It’s important to note that leadership engagement is crucial to the success of this endeavor. This means visible participation from the executive and management teams and completing inclusion and diversity workshops to help them confidently spearhead effective change. Support from the company and leadership as a whole is vital to any authentic cultural change initiative you implement within your company.
4. Support companies owned by minorities and organizations dedicated to driving social change
Strengthening society and making a true impact regarding social justice and the fight for equality starts with supporting those who need it most. Take the time to show and encourage support for your fellow minority business owners and leaders during these challenging times. For example, many companies have come together in support of solidarity in the face of injustice by participating in the 15% pledge, which calls on retailers to dedicate at least 15% of their products to Black-owned businesses to align with the makeup of the U.S. population.
However, not every business is structured in a way that makes this particular endeavor feasible. But that doesn’t mean that you can’t make a difference in other ways. Every business can make a more conscientious effort to redirect its existing budget towards minority-owned businesses and freelancers. The first step in initiating change involves reviewing your existing partnerships. There are numerous directories available, such as the Official Black Wallstreet and Support Your Ladies’ Black Women-Owned Businesses, that provide a range of useful information, materials, and services to support your efforts.
You can also make a difference by taking the time—and funds if available—to support and encourage support for organizations whose primary purpose is driving social change. These organizations are well-equipped to drive change in the most effective and efficient manner, so you can be confident that your financial donations or volunteer hours will be maximized. In addition to your local social equality organizations, consider supporting:
Many companies are taking the time to create a page dedicated to educating the public and their employees about ways in which they can further educate themselves on issues of social justice or directly take action to drive it.
Clothing retailer Dolls Kill is another company that recently came under fire for insensitivity. While the public apology left many feeling unfulfilled, the company did take the initiative to create an in-depth page in support of the Black Lives Matter movement listing important information on resources, organizations to donate to, materials to consume, and voting schedules by state. While we definitely don’t endorse a reactive approach, we do recommend taking the time to proactively show your support in a genuine and meaningful way.

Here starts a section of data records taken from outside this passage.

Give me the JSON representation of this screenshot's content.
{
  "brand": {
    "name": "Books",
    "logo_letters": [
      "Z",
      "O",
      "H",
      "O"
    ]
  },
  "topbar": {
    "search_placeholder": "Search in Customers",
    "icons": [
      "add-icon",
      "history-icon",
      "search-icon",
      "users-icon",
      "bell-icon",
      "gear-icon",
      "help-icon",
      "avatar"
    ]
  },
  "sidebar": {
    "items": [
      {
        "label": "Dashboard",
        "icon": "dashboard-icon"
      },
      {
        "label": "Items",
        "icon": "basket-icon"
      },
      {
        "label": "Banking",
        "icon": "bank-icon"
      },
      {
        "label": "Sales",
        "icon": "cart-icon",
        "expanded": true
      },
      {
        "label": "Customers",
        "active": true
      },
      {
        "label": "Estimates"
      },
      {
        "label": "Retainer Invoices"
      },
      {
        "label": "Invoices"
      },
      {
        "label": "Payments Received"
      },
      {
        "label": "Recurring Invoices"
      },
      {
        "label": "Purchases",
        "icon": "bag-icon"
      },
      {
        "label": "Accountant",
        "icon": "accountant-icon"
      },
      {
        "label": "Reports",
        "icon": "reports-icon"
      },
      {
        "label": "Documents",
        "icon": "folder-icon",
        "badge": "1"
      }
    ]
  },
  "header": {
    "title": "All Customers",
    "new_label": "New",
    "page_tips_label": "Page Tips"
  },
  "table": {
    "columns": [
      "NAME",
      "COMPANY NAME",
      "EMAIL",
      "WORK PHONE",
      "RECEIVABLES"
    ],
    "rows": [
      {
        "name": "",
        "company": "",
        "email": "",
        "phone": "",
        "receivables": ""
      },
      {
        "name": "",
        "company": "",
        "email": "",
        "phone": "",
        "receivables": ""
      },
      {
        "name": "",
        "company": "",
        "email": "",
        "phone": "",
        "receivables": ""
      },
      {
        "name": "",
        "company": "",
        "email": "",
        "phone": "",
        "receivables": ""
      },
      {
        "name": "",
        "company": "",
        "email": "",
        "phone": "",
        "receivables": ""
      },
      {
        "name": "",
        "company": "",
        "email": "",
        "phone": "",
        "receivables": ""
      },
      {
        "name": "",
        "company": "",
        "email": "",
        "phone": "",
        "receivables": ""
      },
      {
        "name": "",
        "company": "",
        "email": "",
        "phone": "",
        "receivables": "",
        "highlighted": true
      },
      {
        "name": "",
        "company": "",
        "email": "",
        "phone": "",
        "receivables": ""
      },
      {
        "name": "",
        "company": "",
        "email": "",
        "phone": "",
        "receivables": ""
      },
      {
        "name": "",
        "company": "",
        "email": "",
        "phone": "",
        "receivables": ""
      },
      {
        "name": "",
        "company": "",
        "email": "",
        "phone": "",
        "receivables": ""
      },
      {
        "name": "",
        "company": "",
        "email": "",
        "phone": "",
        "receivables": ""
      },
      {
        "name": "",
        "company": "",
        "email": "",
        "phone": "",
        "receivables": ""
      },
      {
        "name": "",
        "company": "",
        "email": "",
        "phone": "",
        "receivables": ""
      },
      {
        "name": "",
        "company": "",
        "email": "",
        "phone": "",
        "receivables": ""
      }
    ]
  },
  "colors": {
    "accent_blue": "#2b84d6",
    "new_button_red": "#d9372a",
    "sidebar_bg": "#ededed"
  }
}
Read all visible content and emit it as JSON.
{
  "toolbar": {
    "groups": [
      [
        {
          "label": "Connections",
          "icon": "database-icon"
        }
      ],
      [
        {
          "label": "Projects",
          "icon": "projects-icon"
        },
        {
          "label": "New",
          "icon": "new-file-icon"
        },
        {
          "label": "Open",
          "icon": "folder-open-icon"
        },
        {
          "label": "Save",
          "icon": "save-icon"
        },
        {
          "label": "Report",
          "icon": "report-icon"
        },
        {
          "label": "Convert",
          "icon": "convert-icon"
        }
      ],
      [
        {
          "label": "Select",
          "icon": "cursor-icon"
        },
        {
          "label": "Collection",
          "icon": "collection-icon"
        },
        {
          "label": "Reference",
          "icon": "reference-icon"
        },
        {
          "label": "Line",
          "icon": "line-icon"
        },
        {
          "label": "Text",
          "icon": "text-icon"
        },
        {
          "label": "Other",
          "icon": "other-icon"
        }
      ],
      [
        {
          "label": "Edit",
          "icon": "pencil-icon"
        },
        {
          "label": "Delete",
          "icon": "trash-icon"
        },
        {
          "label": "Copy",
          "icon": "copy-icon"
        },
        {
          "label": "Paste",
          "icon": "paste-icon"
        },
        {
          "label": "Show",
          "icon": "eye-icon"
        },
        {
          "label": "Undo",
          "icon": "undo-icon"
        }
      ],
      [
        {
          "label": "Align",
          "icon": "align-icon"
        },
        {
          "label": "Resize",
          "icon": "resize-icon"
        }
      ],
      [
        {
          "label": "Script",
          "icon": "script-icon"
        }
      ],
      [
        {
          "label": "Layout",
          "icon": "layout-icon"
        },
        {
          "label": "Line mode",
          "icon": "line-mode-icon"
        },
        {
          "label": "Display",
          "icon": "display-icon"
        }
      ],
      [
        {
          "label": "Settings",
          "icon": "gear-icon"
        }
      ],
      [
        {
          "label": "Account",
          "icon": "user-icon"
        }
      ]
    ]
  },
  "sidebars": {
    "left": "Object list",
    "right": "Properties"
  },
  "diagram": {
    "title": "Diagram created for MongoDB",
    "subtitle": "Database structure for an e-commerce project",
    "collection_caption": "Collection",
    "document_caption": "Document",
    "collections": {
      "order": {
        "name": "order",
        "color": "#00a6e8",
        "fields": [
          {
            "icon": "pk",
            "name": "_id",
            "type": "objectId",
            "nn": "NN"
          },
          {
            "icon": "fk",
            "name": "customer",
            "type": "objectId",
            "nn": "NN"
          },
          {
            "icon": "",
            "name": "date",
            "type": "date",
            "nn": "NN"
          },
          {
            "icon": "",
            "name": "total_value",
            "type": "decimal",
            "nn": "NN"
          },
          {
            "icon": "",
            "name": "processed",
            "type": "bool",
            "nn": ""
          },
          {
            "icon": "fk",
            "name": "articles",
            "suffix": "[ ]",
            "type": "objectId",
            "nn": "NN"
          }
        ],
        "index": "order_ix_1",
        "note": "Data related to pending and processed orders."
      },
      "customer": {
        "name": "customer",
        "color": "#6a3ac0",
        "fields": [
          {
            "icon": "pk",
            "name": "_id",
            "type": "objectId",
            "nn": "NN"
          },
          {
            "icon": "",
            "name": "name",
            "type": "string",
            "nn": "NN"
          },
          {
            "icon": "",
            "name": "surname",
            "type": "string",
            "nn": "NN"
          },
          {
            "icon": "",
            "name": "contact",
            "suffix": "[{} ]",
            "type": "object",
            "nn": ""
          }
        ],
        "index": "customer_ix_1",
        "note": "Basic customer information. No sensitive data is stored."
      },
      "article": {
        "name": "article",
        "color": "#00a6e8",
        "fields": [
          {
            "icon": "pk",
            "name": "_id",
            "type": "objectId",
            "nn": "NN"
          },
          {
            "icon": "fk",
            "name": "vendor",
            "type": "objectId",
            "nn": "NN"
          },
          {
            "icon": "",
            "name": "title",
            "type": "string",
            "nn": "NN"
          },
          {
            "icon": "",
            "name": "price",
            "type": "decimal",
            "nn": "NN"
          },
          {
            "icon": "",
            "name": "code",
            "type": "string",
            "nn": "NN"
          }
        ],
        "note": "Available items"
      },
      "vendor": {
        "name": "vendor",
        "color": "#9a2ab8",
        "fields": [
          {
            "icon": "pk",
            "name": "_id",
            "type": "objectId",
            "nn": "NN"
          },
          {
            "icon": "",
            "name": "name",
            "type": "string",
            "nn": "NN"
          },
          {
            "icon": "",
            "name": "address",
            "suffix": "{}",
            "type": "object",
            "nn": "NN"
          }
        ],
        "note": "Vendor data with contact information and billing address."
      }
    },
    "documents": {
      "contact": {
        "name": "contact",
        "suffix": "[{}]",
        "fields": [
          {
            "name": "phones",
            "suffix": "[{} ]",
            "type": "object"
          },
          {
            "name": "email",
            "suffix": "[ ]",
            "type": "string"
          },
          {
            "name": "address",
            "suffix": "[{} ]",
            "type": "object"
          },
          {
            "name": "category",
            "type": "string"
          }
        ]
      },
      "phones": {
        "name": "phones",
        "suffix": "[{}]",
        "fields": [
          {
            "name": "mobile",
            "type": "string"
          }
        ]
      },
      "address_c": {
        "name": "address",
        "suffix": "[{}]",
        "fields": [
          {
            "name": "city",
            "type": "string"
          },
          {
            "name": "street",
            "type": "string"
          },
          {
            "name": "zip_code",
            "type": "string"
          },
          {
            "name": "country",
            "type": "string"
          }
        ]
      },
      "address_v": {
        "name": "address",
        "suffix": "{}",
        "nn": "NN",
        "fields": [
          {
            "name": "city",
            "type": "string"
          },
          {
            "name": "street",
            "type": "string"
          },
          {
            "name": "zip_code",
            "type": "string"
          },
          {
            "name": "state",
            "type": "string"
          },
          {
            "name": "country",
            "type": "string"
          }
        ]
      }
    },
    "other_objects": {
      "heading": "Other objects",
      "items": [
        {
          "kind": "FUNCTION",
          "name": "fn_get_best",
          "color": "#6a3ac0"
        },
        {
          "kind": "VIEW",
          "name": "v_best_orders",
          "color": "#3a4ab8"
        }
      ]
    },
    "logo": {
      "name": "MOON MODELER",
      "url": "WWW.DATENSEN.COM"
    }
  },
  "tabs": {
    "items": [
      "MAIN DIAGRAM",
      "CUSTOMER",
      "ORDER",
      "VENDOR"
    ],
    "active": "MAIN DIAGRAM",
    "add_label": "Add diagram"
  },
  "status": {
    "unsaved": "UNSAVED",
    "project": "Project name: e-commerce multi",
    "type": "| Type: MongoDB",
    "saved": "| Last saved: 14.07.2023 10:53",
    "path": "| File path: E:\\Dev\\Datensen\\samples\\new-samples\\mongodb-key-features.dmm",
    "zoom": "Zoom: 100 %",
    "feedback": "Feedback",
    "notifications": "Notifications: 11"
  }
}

If the recent tragic events have taught us anything, it’s that we all need to come together as one to help make a palpable impact on society. Action isn’t just reserved for Fortune 500 companies with bottomless pockets. Each SMB can also act as a local social driver. In fact, proximity to employees is a massive advantage that small businesses have over large corporations. Individuals are more likely to consider or be influenced by the beliefs of people who surround them on a daily basis.
End this day with a pledge to make a difference. In the words of the great Dalai Lama, “It is not enough to be compassionate. You must act.”
Expertly written by Danni Holland.